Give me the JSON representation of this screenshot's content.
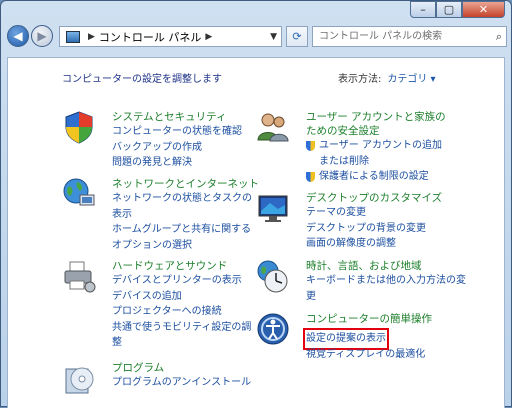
{
  "window": {
    "minimize": "0",
    "maximize": "1",
    "close": "r"
  },
  "address": {
    "breadcrumb": "コントロール パネル"
  },
  "search": {
    "placeholder": "コントロール パネルの検索"
  },
  "header": {
    "title": "コンピューターの設定を調整します",
    "view_label": "表示方法:",
    "view_value": "カテゴリ"
  },
  "left_categories": [
    {
      "title": "システムとセキュリティ",
      "links": [
        "コンピューターの状態を確認",
        "バックアップの作成",
        "問題の発見と解決"
      ]
    },
    {
      "title": "ネットワークとインターネット",
      "links": [
        "ネットワークの状態とタスクの",
        "表示",
        "ホームグループと共有に関する",
        "オプションの選択"
      ]
    },
    {
      "title": "ハードウェアとサウンド",
      "links": [
        "デバイスとプリンターの表示",
        "デバイスの追加",
        "プロジェクターへの接続",
        "共通で使うモビリティ設定の調",
        "整"
      ]
    },
    {
      "title": "プログラム",
      "links": [
        "プログラムのアンインストール"
      ]
    }
  ],
  "right_categories": [
    {
      "title": "ユーザー アカウントと家族の",
      "title2": "ための安全設定",
      "links": [
        "ユーザー アカウントの追加",
        "または削除",
        "保護者による制限の設定"
      ]
    },
    {
      "title": "デスクトップのカスタマイズ",
      "links": [
        "テーマの変更",
        "デスクトップの背景の変更",
        "画面の解像度の調整"
      ]
    },
    {
      "title": "時計、言語、および地域",
      "links": [
        "キーボードまたは他の入力方法の変",
        "更"
      ]
    },
    {
      "title": "コンピューターの簡単操作",
      "links": [
        "設定の提案の表示",
        "視覚ディスプレイの最適化"
      ]
    }
  ]
}
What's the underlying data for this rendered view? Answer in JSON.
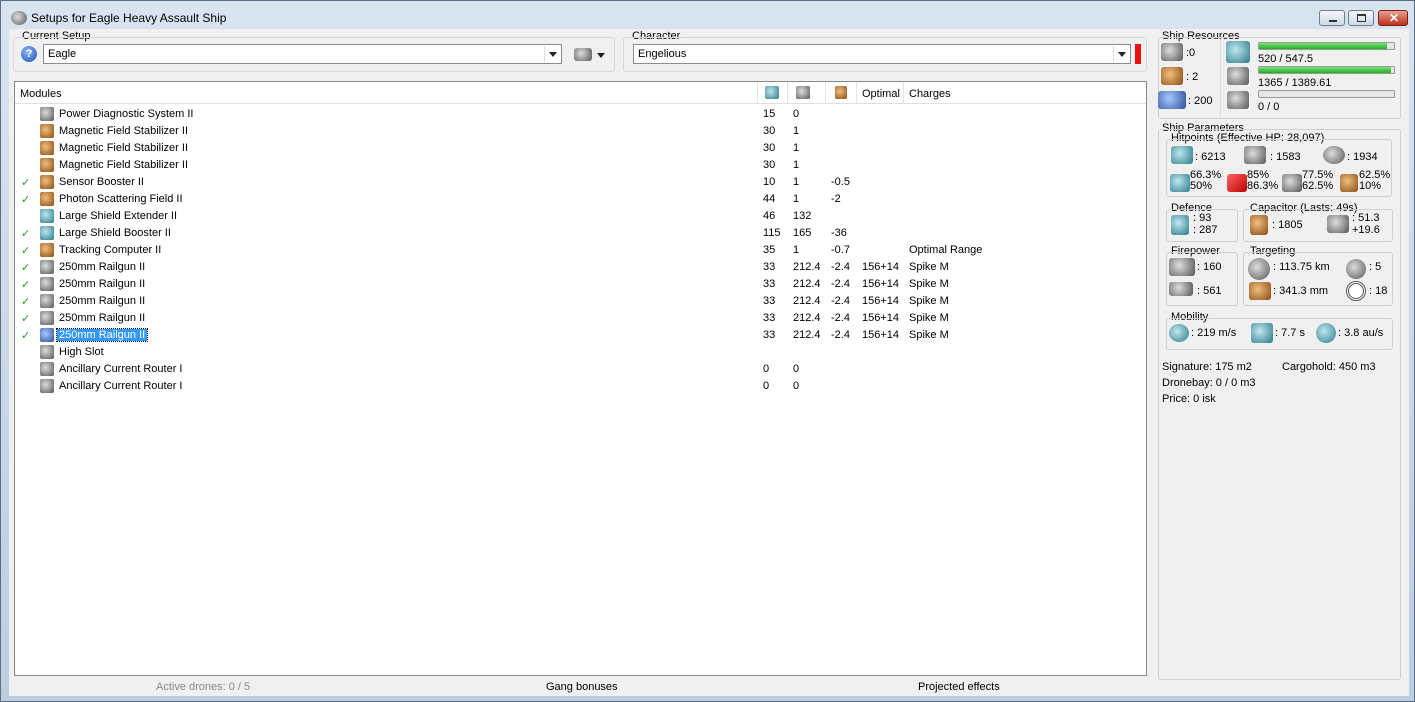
{
  "window": {
    "title": "Setups for Eagle Heavy Assault Ship"
  },
  "setup": {
    "label": "Current Setup",
    "value": "Eagle"
  },
  "character": {
    "label": "Character",
    "value": "Engelious",
    "status_color": "#ff0000"
  },
  "modules": {
    "headers": {
      "name": "Modules",
      "optimal": "Optimal",
      "charges": "Charges"
    },
    "rows": [
      {
        "check": "",
        "icon": "gi",
        "name": "Power Diagnostic System II",
        "cpu": "15",
        "pg": "0",
        "cap": "",
        "optimal": "",
        "charges": ""
      },
      {
        "check": "",
        "icon": "oi",
        "name": "Magnetic Field Stabilizer II",
        "cpu": "30",
        "pg": "1",
        "cap": "",
        "optimal": "",
        "charges": ""
      },
      {
        "check": "",
        "icon": "oi",
        "name": "Magnetic Field Stabilizer II",
        "cpu": "30",
        "pg": "1",
        "cap": "",
        "optimal": "",
        "charges": ""
      },
      {
        "check": "",
        "icon": "oi",
        "name": "Magnetic Field Stabilizer II",
        "cpu": "30",
        "pg": "1",
        "cap": "",
        "optimal": "",
        "charges": ""
      },
      {
        "check": "✓",
        "icon": "oi",
        "name": "Sensor Booster II",
        "cpu": "10",
        "pg": "1",
        "cap": "-0.5",
        "optimal": "",
        "charges": ""
      },
      {
        "check": "✓",
        "icon": "oi",
        "name": "Photon Scattering Field II",
        "cpu": "44",
        "pg": "1",
        "cap": "-2",
        "optimal": "",
        "charges": ""
      },
      {
        "check": "",
        "icon": "ci",
        "name": "Large Shield Extender II",
        "cpu": "46",
        "pg": "132",
        "cap": "",
        "optimal": "",
        "charges": ""
      },
      {
        "check": "✓",
        "icon": "ci",
        "name": "Large Shield Booster II",
        "cpu": "115",
        "pg": "165",
        "cap": "-36",
        "optimal": "",
        "charges": ""
      },
      {
        "check": "✓",
        "icon": "oi",
        "name": "Tracking Computer II",
        "cpu": "35",
        "pg": "1",
        "cap": "-0.7",
        "optimal": "",
        "charges": "Optimal Range"
      },
      {
        "check": "✓",
        "icon": "gi",
        "name": "250mm Railgun II",
        "cpu": "33",
        "pg": "212.4",
        "cap": "-2.4",
        "optimal": "156+14",
        "charges": "Spike M"
      },
      {
        "check": "✓",
        "icon": "gi",
        "name": "250mm Railgun II",
        "cpu": "33",
        "pg": "212.4",
        "cap": "-2.4",
        "optimal": "156+14",
        "charges": "Spike M"
      },
      {
        "check": "✓",
        "icon": "gi",
        "name": "250mm Railgun II",
        "cpu": "33",
        "pg": "212.4",
        "cap": "-2.4",
        "optimal": "156+14",
        "charges": "Spike M"
      },
      {
        "check": "✓",
        "icon": "gi",
        "name": "250mm Railgun II",
        "cpu": "33",
        "pg": "212.4",
        "cap": "-2.4",
        "optimal": "156+14",
        "charges": "Spike M"
      },
      {
        "check": "✓",
        "icon": "bi",
        "name": "250mm Railgun II",
        "cpu": "33",
        "pg": "212.4",
        "cap": "-2.4",
        "optimal": "156+14",
        "charges": "Spike M"
      },
      {
        "check": "",
        "icon": "gi",
        "name": "High Slot",
        "cpu": "",
        "pg": "",
        "cap": "",
        "optimal": "",
        "charges": ""
      },
      {
        "check": "",
        "icon": "gi",
        "name": "Ancillary Current Router I",
        "cpu": "0",
        "pg": "0",
        "cap": "",
        "optimal": "",
        "charges": ""
      },
      {
        "check": "",
        "icon": "gi",
        "name": "Ancillary Current Router I",
        "cpu": "0",
        "pg": "0",
        "cap": "",
        "optimal": "",
        "charges": ""
      }
    ]
  },
  "status": {
    "drones": "Active drones: 0 / 5",
    "gang": "Gang bonuses",
    "projected": "Projected effects"
  },
  "resources": {
    "title": "Ship Resources",
    "hardpoints": [
      ":0",
      ": 2",
      ": 200"
    ],
    "cpu": {
      "text": "520 / 547.5",
      "fraction": 0.95
    },
    "pg": {
      "text": "1365 / 1389.61",
      "fraction": 0.98
    },
    "calib": {
      "text": "0 / 0",
      "fraction": 0
    }
  },
  "params": {
    "title": "Ship Parameters",
    "hp_title": "Hitpoints (Effective HP: 28,097)",
    "hp": [
      ": 6213",
      ": 1583",
      ": 1934"
    ],
    "resists": [
      [
        "66.3%",
        "50%"
      ],
      [
        "85%",
        "86.3%"
      ],
      [
        "77.5%",
        "62.5%"
      ],
      [
        "62.5%",
        "10%"
      ]
    ],
    "defence": {
      "title": "Defence",
      "a": ": 93",
      "b": ": 287"
    },
    "capacitor": {
      "title": "Capacitor (Lasts: 49s)",
      "size": ": 1805",
      "rate_a": ": 51.3",
      "rate_b": "+19.6"
    },
    "firepower": {
      "title": "Firepower",
      "a": ": 160",
      "b": ": 561"
    },
    "targeting": {
      "title": "Targeting",
      "range": ": 113.75 km",
      "targets": ": 5",
      "scan": ": 341.3 mm",
      "sensor": ": 18"
    },
    "mobility": {
      "title": "Mobility",
      "speed": ": 219 m/s",
      "align": ": 7.7 s",
      "warp": ": 3.8 au/s"
    },
    "signature": "Signature: 175 m2",
    "cargo": "Cargohold: 450 m3",
    "drone": "Dronebay: 0 / 0 m3",
    "price": "Price: 0 isk"
  }
}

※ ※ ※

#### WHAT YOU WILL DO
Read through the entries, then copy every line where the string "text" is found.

#### PROBLEM SOLUTION
      "text": "520 / 547.5",
      "text": "1365 / 1389.61",
      "text": "0 / 0",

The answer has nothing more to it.